The answer must be the full listing, reproduced without any change.

-- Opening Marker --

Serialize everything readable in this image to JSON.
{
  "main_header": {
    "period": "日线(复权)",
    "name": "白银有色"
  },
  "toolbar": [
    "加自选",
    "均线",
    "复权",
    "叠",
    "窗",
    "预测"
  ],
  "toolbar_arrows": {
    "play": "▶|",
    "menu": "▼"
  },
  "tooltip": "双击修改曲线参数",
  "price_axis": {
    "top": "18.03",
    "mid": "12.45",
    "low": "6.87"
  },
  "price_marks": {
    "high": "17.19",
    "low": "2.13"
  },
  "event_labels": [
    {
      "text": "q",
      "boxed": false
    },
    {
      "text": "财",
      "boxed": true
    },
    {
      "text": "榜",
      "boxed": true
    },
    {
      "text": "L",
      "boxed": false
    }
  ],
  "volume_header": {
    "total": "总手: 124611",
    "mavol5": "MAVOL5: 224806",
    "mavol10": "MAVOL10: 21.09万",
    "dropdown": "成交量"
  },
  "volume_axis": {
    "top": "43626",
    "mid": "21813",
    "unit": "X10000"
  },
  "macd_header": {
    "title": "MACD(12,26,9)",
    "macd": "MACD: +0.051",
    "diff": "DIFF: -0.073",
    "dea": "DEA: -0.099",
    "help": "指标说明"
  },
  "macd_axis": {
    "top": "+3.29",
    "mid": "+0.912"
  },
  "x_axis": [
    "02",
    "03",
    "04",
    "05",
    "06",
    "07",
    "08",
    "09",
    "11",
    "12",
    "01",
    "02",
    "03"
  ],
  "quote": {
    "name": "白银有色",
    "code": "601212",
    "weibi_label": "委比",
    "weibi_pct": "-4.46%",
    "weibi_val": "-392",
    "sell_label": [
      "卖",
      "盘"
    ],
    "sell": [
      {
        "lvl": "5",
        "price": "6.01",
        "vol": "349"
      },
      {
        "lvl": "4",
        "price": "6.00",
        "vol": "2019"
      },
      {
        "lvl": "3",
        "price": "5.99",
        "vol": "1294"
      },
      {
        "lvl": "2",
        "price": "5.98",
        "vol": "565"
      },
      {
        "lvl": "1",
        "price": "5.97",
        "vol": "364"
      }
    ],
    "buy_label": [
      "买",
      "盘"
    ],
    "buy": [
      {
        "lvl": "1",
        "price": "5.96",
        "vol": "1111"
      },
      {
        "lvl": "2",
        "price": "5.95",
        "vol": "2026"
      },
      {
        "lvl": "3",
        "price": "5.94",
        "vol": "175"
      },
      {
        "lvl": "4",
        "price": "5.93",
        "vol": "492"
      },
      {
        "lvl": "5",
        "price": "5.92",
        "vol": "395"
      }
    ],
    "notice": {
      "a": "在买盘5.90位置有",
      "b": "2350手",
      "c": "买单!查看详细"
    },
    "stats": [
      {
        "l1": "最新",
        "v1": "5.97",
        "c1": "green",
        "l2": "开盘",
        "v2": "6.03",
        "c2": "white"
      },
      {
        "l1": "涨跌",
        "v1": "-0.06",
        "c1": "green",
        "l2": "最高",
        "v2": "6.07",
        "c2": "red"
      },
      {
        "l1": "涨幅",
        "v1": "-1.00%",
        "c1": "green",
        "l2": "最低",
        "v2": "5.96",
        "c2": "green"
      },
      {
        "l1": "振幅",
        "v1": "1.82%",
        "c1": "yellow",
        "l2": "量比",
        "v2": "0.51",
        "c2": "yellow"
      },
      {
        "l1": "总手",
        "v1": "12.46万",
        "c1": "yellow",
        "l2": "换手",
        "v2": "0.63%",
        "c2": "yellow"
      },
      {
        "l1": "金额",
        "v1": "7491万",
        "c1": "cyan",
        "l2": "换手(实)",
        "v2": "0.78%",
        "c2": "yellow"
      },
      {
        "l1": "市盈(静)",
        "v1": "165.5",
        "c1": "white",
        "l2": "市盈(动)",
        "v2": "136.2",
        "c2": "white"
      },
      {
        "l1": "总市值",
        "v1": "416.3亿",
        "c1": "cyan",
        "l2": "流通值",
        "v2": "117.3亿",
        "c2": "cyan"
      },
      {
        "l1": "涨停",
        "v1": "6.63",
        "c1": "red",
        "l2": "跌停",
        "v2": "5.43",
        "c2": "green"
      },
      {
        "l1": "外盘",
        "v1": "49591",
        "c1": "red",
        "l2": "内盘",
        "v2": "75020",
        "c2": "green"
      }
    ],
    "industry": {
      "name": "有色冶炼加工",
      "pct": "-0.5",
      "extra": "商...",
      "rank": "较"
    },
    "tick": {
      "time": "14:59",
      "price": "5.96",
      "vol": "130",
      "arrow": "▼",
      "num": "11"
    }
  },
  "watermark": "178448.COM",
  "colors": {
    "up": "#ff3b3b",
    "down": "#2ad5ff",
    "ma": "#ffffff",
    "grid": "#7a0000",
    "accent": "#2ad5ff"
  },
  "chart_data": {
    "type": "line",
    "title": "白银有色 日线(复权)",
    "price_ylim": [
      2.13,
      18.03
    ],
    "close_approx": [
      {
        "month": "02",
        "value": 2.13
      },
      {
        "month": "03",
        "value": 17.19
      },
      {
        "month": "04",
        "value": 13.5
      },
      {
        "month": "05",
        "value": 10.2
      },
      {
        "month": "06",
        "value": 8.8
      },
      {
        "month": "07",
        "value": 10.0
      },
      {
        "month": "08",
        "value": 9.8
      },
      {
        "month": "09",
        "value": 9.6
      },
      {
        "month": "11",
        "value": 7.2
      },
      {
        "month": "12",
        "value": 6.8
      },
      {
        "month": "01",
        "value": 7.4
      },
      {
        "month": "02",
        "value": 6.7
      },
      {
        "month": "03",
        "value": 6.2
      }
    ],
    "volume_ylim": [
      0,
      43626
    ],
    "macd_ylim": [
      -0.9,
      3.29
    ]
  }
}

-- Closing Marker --

## RESULT OF THE EXERCISE
Serialize everything readable in this image to JSON.
{
  "main_header": {
    "period": "日线(复权)",
    "name": "白银有色"
  },
  "toolbar": [
    "加自选",
    "均线",
    "复权",
    "叠",
    "窗",
    "预测"
  ],
  "toolbar_arrows": {
    "play": "▶|",
    "menu": "▼"
  },
  "tooltip": "双击修改曲线参数",
  "price_axis": {
    "top": "18.03",
    "mid": "12.45",
    "low": "6.87"
  },
  "price_marks": {
    "high": "17.19",
    "low": "2.13"
  },
  "event_labels": [
    {
      "text": "q",
      "boxed": false
    },
    {
      "text": "财",
      "boxed": true
    },
    {
      "text": "榜",
      "boxed": true
    },
    {
      "text": "L",
      "boxed": false
    }
  ],
  "volume_header": {
    "total": "总手: 124611",
    "mavol5": "MAVOL5: 224806",
    "mavol10": "MAVOL10: 21.09万",
    "dropdown": "成交量"
  },
  "volume_axis": {
    "top": "43626",
    "mid": "21813",
    "unit": "X10000"
  },
  "macd_header": {
    "title": "MACD(12,26,9)",
    "macd": "MACD: +0.051",
    "diff": "DIFF: -0.073",
    "dea": "DEA: -0.099",
    "help": "指标说明"
  },
  "macd_axis": {
    "top": "+3.29",
    "mid": "+0.912"
  },
  "x_axis": [
    "02",
    "03",
    "04",
    "05",
    "06",
    "07",
    "08",
    "09",
    "11",
    "12",
    "01",
    "02",
    "03"
  ],
  "quote": {
    "name": "白银有色",
    "code": "601212",
    "weibi_label": "委比",
    "weibi_pct": "-4.46%",
    "weibi_val": "-392",
    "sell_label": [
      "卖",
      "盘"
    ],
    "sell": [
      {
        "lvl": "5",
        "price": "6.01",
        "vol": "349"
      },
      {
        "lvl": "4",
        "price": "6.00",
        "vol": "2019"
      },
      {
        "lvl": "3",
        "price": "5.99",
        "vol": "1294"
      },
      {
        "lvl": "2",
        "price": "5.98",
        "vol": "565"
      },
      {
        "lvl": "1",
        "price": "5.97",
        "vol": "364"
      }
    ],
    "buy_label": [
      "买",
      "盘"
    ],
    "buy": [
      {
        "lvl": "1",
        "price": "5.96",
        "vol": "1111"
      },
      {
        "lvl": "2",
        "price": "5.95",
        "vol": "2026"
      },
      {
        "lvl": "3",
        "price": "5.94",
        "vol": "175"
      },
      {
        "lvl": "4",
        "price": "5.93",
        "vol": "492"
      },
      {
        "lvl": "5",
        "price": "5.92",
        "vol": "395"
      }
    ],
    "notice": {
      "a": "在买盘5.90位置有",
      "b": "2350手",
      "c": "买单!查看详细"
    },
    "stats": [
      {
        "l1": "最新",
        "v1": "5.97",
        "c1": "green",
        "l2": "开盘",
        "v2": "6.03",
        "c2": "white"
      },
      {
        "l1": "涨跌",
        "v1": "-0.06",
        "c1": "green",
        "l2": "最高",
        "v2": "6.07",
        "c2": "red"
      },
      {
        "l1": "涨幅",
        "v1": "-1.00%",
        "c1": "green",
        "l2": "最低",
        "v2": "5.96",
        "c2": "green"
      },
      {
        "l1": "振幅",
        "v1": "1.82%",
        "c1": "yellow",
        "l2": "量比",
        "v2": "0.51",
        "c2": "yellow"
      },
      {
        "l1": "总手",
        "v1": "12.46万",
        "c1": "yellow",
        "l2": "换手",
        "v2": "0.63%",
        "c2": "yellow"
      },
      {
        "l1": "金额",
        "v1": "7491万",
        "c1": "cyan",
        "l2": "换手(实)",
        "v2": "0.78%",
        "c2": "yellow"
      },
      {
        "l1": "市盈(静)",
        "v1": "165.5",
        "c1": "white",
        "l2": "市盈(动)",
        "v2": "136.2",
        "c2": "white"
      },
      {
        "l1": "总市值",
        "v1": "416.3亿",
        "c1": "cyan",
        "l2": "流通值",
        "v2": "117.3亿",
        "c2": "cyan"
      },
      {
        "l1": "涨停",
        "v1": "6.63",
        "c1": "red",
        "l2": "跌停",
        "v2": "5.43",
        "c2": "green"
      },
      {
        "l1": "外盘",
        "v1": "49591",
        "c1": "red",
        "l2": "内盘",
        "v2": "75020",
        "c2": "green"
      }
    ],
    "industry": {
      "name": "有色冶炼加工",
      "pct": "-0.5",
      "extra": "商...",
      "rank": "较"
    },
    "tick": {
      "time": "14:59",
      "price": "5.96",
      "vol": "130",
      "arrow": "▼",
      "num": "11"
    }
  },
  "watermark": "178448.COM",
  "colors": {
    "up": "#ff3b3b",
    "down": "#2ad5ff",
    "ma": "#ffffff",
    "grid": "#7a0000",
    "accent": "#2ad5ff"
  },
  "chart_data": {
    "type": "line",
    "title": "白银有色 日线(复权)",
    "price_ylim": [
      2.13,
      18.03
    ],
    "close_approx": [
      {
        "month": "02",
        "value": 2.13
      },
      {
        "month": "03",
        "value": 17.19
      },
      {
        "month": "04",
        "value": 13.5
      },
      {
        "month": "05",
        "value": 10.2
      },
      {
        "month": "06",
        "value": 8.8
      },
      {
        "month": "07",
        "value": 10.0
      },
      {
        "month": "08",
        "value": 9.8
      },
      {
        "month": "09",
        "value": 9.6
      },
      {
        "month": "11",
        "value": 7.2
      },
      {
        "month": "12",
        "value": 6.8
      },
      {
        "month": "01",
        "value": 7.4
      },
      {
        "month": "02",
        "value": 6.7
      },
      {
        "month": "03",
        "value": 6.2
      }
    ],
    "volume_ylim": [
      0,
      43626
    ],
    "macd_ylim": [
      -0.9,
      3.29
    ]
  }
}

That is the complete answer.